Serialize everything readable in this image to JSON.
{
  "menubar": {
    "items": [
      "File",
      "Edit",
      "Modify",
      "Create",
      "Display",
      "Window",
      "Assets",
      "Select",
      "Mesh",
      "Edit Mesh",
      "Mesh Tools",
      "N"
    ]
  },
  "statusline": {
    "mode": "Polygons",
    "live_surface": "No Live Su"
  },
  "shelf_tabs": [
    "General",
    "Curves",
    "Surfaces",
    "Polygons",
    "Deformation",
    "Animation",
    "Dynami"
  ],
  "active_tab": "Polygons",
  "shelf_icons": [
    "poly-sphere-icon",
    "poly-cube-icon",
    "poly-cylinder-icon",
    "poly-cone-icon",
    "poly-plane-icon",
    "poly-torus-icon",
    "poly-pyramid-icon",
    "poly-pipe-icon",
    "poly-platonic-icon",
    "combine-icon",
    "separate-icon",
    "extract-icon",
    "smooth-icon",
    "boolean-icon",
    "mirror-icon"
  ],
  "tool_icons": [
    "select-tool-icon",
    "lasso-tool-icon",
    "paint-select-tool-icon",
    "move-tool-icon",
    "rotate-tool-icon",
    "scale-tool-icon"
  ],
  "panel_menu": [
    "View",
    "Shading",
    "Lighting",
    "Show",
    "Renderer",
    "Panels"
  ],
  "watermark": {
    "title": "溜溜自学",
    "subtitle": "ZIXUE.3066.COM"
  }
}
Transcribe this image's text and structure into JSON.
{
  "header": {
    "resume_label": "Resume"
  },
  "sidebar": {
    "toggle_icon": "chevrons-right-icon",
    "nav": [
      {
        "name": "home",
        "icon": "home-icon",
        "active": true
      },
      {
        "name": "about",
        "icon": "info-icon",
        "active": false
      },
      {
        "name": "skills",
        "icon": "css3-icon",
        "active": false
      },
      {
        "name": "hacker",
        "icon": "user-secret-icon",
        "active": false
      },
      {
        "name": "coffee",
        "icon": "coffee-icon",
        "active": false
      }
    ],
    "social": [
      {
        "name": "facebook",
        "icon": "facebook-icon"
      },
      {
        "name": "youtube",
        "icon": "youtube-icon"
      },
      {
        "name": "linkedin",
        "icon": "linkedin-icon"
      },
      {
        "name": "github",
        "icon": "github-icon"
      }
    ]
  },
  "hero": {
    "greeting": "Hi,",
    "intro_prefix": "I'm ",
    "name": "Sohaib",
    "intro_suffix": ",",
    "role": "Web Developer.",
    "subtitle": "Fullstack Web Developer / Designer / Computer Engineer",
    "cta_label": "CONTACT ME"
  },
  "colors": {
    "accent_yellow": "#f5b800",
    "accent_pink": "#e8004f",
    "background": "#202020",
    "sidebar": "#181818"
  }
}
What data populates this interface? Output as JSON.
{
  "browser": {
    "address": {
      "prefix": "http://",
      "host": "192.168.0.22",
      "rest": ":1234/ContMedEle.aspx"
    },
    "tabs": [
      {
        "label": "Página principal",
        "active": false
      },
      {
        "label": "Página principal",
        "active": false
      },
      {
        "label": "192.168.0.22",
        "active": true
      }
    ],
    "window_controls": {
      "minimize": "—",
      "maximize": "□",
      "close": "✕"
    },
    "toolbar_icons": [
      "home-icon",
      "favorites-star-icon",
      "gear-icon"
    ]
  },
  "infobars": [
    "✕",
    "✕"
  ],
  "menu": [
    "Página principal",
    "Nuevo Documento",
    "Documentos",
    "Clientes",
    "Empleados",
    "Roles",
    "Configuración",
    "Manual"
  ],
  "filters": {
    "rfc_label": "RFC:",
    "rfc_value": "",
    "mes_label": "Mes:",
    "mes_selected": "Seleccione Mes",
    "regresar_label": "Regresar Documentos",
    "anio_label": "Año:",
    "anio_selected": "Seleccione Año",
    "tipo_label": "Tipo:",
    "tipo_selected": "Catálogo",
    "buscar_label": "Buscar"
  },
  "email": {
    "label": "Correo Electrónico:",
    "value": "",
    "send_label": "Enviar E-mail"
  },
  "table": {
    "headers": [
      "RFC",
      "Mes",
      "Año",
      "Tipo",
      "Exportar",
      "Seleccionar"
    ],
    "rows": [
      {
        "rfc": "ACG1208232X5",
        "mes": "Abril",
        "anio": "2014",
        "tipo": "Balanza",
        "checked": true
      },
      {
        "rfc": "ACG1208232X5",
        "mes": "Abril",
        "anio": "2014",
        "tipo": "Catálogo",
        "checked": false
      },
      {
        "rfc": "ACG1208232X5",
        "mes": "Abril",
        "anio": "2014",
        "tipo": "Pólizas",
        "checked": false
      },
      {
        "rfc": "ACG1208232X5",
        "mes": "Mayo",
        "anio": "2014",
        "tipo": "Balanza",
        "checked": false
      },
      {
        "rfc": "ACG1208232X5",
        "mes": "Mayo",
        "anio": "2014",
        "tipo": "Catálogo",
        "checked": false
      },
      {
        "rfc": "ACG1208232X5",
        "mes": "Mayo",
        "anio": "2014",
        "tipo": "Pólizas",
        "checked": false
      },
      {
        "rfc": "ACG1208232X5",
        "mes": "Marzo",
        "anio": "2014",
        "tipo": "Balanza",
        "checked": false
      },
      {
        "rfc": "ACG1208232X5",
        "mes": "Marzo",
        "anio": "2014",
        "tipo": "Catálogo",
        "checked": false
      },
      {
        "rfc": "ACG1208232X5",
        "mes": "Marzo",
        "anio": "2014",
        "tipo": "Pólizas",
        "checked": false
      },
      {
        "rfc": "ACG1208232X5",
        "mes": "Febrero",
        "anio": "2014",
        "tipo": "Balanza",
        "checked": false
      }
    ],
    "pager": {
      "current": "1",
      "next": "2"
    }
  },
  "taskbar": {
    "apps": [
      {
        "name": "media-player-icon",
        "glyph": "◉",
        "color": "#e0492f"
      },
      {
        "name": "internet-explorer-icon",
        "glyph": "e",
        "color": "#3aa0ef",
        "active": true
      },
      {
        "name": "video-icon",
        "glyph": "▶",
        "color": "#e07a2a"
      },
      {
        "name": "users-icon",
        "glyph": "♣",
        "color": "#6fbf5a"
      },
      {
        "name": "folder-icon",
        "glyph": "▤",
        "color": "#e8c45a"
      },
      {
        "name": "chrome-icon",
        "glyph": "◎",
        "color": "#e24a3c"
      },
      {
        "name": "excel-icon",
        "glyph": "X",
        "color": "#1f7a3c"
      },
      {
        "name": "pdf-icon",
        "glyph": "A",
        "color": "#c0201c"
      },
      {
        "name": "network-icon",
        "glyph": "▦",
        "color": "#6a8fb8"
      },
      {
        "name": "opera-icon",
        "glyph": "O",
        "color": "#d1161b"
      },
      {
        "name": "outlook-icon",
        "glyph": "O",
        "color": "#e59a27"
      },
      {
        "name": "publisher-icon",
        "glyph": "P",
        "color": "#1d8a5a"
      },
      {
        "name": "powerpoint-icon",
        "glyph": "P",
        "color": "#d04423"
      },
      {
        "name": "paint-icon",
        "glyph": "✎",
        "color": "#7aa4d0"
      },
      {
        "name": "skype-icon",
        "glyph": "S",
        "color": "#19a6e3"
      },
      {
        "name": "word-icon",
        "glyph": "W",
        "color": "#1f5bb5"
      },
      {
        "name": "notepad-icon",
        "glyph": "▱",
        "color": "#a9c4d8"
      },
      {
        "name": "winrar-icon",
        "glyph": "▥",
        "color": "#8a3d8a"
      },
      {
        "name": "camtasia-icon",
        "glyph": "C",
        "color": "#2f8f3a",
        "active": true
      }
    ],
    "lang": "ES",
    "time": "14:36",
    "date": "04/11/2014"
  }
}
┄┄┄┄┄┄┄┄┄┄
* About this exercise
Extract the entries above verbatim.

* Solution below
Serialize everything readable in this image to JSON.
{
  "menubar": {
    "items": [
      "File",
      "Edit",
      "Modify",
      "Create",
      "Display",
      "Window",
      "Assets",
      "Select",
      "Mesh",
      "Edit Mesh",
      "Mesh Tools",
      "N"
    ]
  },
  "statusline": {
    "mode": "Polygons",
    "live_surface": "No Live Su"
  },
  "shelf_tabs": [
    "General",
    "Curves",
    "Surfaces",
    "Polygons",
    "Deformation",
    "Animation",
    "Dynami"
  ],
  "active_tab": "Polygons",
  "shelf_icons": [
    "poly-sphere-icon",
    "poly-cube-icon",
    "poly-cylinder-icon",
    "poly-cone-icon",
    "poly-plane-icon",
    "poly-torus-icon",
    "poly-pyramid-icon",
    "poly-pipe-icon",
    "poly-platonic-icon",
    "combine-icon",
    "separate-icon",
    "extract-icon",
    "smooth-icon",
    "boolean-icon",
    "mirror-icon"
  ],
  "tool_icons": [
    "select-tool-icon",
    "lasso-tool-icon",
    "paint-select-tool-icon",
    "move-tool-icon",
    "rotate-tool-icon",
    "scale-tool-icon"
  ],
  "panel_menu": [
    "View",
    "Shading",
    "Lighting",
    "Show",
    "Renderer",
    "Panels"
  ],
  "watermark": {
    "title": "溜溜自学",
    "subtitle": "ZIXUE.3066.COM"
  }
}
Transcribe this image's text and structure into JSON.
{
  "header": {
    "resume_label": "Resume"
  },
  "sidebar": {
    "toggle_icon": "chevrons-right-icon",
    "nav": [
      {
        "name": "home",
        "icon": "home-icon",
        "active": true
      },
      {
        "name": "about",
        "icon": "info-icon",
        "active": false
      },
      {
        "name": "skills",
        "icon": "css3-icon",
        "active": false
      },
      {
        "name": "hacker",
        "icon": "user-secret-icon",
        "active": false
      },
      {
        "name": "coffee",
        "icon": "coffee-icon",
        "active": false
      }
    ],
    "social": [
      {
        "name": "facebook",
        "icon": "facebook-icon"
      },
      {
        "name": "youtube",
        "icon": "youtube-icon"
      },
      {
        "name": "linkedin",
        "icon": "linkedin-icon"
      },
      {
        "name": "github",
        "icon": "github-icon"
      }
    ]
  },
  "hero": {
    "greeting": "Hi,",
    "intro_prefix": "I'm ",
    "name": "Sohaib",
    "intro_suffix": ",",
    "role": "Web Developer.",
    "subtitle": "Fullstack Web Developer / Designer / Computer Engineer",
    "cta_label": "CONTACT ME"
  },
  "colors": {
    "accent_yellow": "#f5b800",
    "accent_pink": "#e8004f",
    "background": "#202020",
    "sidebar": "#181818"
  }
}
What data populates this interface? Output as JSON.
{
  "browser": {
    "address": {
      "prefix": "http://",
      "host": "192.168.0.22",
      "rest": ":1234/ContMedEle.aspx"
    },
    "tabs": [
      {
        "label": "Página principal",
        "active": false
      },
      {
        "label": "Página principal",
        "active": false
      },
      {
        "label": "192.168.0.22",
        "active": true
      }
    ],
    "window_controls": {
      "minimize": "—",
      "maximize": "□",
      "close": "✕"
    },
    "toolbar_icons": [
      "home-icon",
      "favorites-star-icon",
      "gear-icon"
    ]
  },
  "infobars": [
    "✕",
    "✕"
  ],
  "menu": [
    "Página principal",
    "Nuevo Documento",
    "Documentos",
    "Clientes",
    "Empleados",
    "Roles",
    "Configuración",
    "Manual"
  ],
  "filters": {
    "rfc_label": "RFC:",
    "rfc_value": "",
    "mes_label": "Mes:",
    "mes_selected": "Seleccione Mes",
    "regresar_label": "Regresar Documentos",
    "anio_label": "Año:",
    "anio_selected": "Seleccione Año",
    "tipo_label": "Tipo:",
    "tipo_selected": "Catálogo",
    "buscar_label": "Buscar"
  },
  "email": {
    "label": "Correo Electrónico:",
    "value": "",
    "send_label": "Enviar E-mail"
  },
  "table": {
    "headers": [
      "RFC",
      "Mes",
      "Año",
      "Tipo",
      "Exportar",
      "Seleccionar"
    ],
    "rows": [
      {
        "rfc": "ACG1208232X5",
        "mes": "Abril",
        "anio": "2014",
        "tipo": "Balanza",
        "checked": true
      },
      {
        "rfc": "ACG1208232X5",
        "mes": "Abril",
        "anio": "2014",
        "tipo": "Catálogo",
        "checked": false
      },
      {
        "rfc": "ACG1208232X5",
        "mes": "Abril",
        "anio": "2014",
        "tipo": "Pólizas",
        "checked": false
      },
      {
        "rfc": "ACG1208232X5",
        "mes": "Mayo",
        "anio": "2014",
        "tipo": "Balanza",
        "checked": false
      },
      {
        "rfc": "ACG1208232X5",
        "mes": "Mayo",
        "anio": "2014",
        "tipo": "Catálogo",
        "checked": false
      },
      {
        "rfc": "ACG1208232X5",
        "mes": "Mayo",
        "anio": "2014",
        "tipo": "Pólizas",
        "checked": false
      },
      {
        "rfc": "ACG1208232X5",
        "mes": "Marzo",
        "anio": "2014",
        "tipo": "Balanza",
        "checked": false
      },
      {
        "rfc": "ACG1208232X5",
        "mes": "Marzo",
        "anio": "2014",
        "tipo": "Catálogo",
        "checked": false
      },
      {
        "rfc": "ACG1208232X5",
        "mes": "Marzo",
        "anio": "2014",
        "tipo": "Pólizas",
        "checked": false
      },
      {
        "rfc": "ACG1208232X5",
        "mes": "Febrero",
        "anio": "2014",
        "tipo": "Balanza",
        "checked": false
      }
    ],
    "pager": {
      "current": "1",
      "next": "2"
    }
  },
  "taskbar": {
    "apps": [
      {
        "name": "media-player-icon",
        "glyph": "◉",
        "color": "#e0492f"
      },
      {
        "name": "internet-explorer-icon",
        "glyph": "e",
        "color": "#3aa0ef",
        "active": true
      },
      {
        "name": "video-icon",
        "glyph": "▶",
        "color": "#e07a2a"
      },
      {
        "name": "users-icon",
        "glyph": "♣",
        "color": "#6fbf5a"
      },
      {
        "name": "folder-icon",
        "glyph": "▤",
        "color": "#e8c45a"
      },
      {
        "name": "chrome-icon",
        "glyph": "◎",
        "color": "#e24a3c"
      },
      {
        "name": "excel-icon",
        "glyph": "X",
        "color": "#1f7a3c"
      },
      {
        "name": "pdf-icon",
        "glyph": "A",
        "color": "#c0201c"
      },
      {
        "name": "network-icon",
        "glyph": "▦",
        "color": "#6a8fb8"
      },
      {
        "name": "opera-icon",
        "glyph": "O",
        "color": "#d1161b"
      },
      {
        "name": "outlook-icon",
        "glyph": "O",
        "color": "#e59a27"
      },
      {
        "name": "publisher-icon",
        "glyph": "P",
        "color": "#1d8a5a"
      },
      {
        "name": "powerpoint-icon",
        "glyph": "P",
        "color": "#d04423"
      },
      {
        "name": "paint-icon",
        "glyph": "✎",
        "color": "#7aa4d0"
      },
      {
        "name": "skype-icon",
        "glyph": "S",
        "color": "#19a6e3"
      },
      {
        "name": "word-icon",
        "glyph": "W",
        "color": "#1f5bb5"
      },
      {
        "name": "notepad-icon",
        "glyph": "▱",
        "color": "#a9c4d8"
      },
      {
        "name": "winrar-icon",
        "glyph": "▥",
        "color": "#8a3d8a"
      },
      {
        "name": "camtasia-icon",
        "glyph": "C",
        "color": "#2f8f3a",
        "active": true
      }
    ],
    "lang": "ES",
    "time": "14:36",
    "date": "04/11/2014"
  }
}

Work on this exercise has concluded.